Severe water shortages are likely to constrain future expansion of population, agriculture and industry in the south-western US, the fastest growing part of the country, according to a report by the National Academy of Sciences.
A 2005 study led by the University of Arizona, with Los Alamos National Laboratory and the U.S. Geological Survey, examined a huge three-million acre die-off of vegetation in 2002-2003 “in response to drought and associated bark beetle infestations” in the Four Corners area (Arizona, New Mexico, Colorado, and Utah). This drought was not quite as dry as the one in that region in the 1950s, but it was much warmer, hence it was a global-warming-type drought. The recent drought had “nearly complete tree mortality across many size and age classes” whereas “most of the patchy mortality in the 1950s was associated with trees [greater than] 100 years old.”
Most of this tree death was caused by bark beetle infestation, and “such outbreaks are tightly tied to drought-induced water stress.” Healthy trees defend themselves by drowning the tiny pine beetles in resin. Without water, weakened, parched trees are easy meals for bugs.
The authors warn that the recent drought in the Four Corners area “may be a harbinger of future global-change-type drought throughout much of North America and elsewhere, in which increased temperatures in concert with multidecadal drought patterns” cause unprecedented changes in ecosystems. In a 2005 talk I attended, climatologist Jonathan Overpeck noted that this study, together with the recent evidence that temperature and annual precipitation are headed in opposite directions, raises the question of whether we are at the “dawn of the super-interglacial drought.” [See slide 6]
The increased risk of severe drought we are seeing today was predicted back in 1990 by scientists at NASA’s Goddard Institute of Space Studies. Their model also suggested that, in the second half of this century, severe drought, which was already occurring with about 5 percent frequency by 1990, will occur every other year-and more frequently in the West.

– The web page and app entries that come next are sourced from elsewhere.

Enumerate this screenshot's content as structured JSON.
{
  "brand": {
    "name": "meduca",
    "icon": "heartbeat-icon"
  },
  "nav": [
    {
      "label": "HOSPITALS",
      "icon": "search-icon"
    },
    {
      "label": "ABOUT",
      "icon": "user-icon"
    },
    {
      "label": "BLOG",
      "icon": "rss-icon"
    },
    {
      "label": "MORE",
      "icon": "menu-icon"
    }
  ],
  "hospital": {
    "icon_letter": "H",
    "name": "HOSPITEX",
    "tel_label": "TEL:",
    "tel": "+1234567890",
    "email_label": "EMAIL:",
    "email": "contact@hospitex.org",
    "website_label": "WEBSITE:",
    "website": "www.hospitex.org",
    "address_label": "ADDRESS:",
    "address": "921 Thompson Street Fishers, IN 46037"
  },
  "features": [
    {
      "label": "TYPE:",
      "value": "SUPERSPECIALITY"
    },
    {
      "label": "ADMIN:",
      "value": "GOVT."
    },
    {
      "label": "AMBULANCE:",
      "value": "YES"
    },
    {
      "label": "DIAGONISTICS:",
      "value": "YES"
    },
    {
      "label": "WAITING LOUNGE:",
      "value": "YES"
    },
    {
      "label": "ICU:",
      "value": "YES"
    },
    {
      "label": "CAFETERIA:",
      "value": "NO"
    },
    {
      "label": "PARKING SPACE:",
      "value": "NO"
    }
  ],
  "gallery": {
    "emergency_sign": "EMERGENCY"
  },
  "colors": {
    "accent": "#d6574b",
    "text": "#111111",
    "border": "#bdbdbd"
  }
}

It is, of course, purely an ironic coincidence that severe droughts (and wildfires) have hit Oklahoma and Texas, Wyoming, Australia, and China–states and countries with political leaders (or former leaders) opposed to climate action. But it is no coincidence that severe droughts are on the rise. We are changing the climate and much worse is to come if we don’t take action soon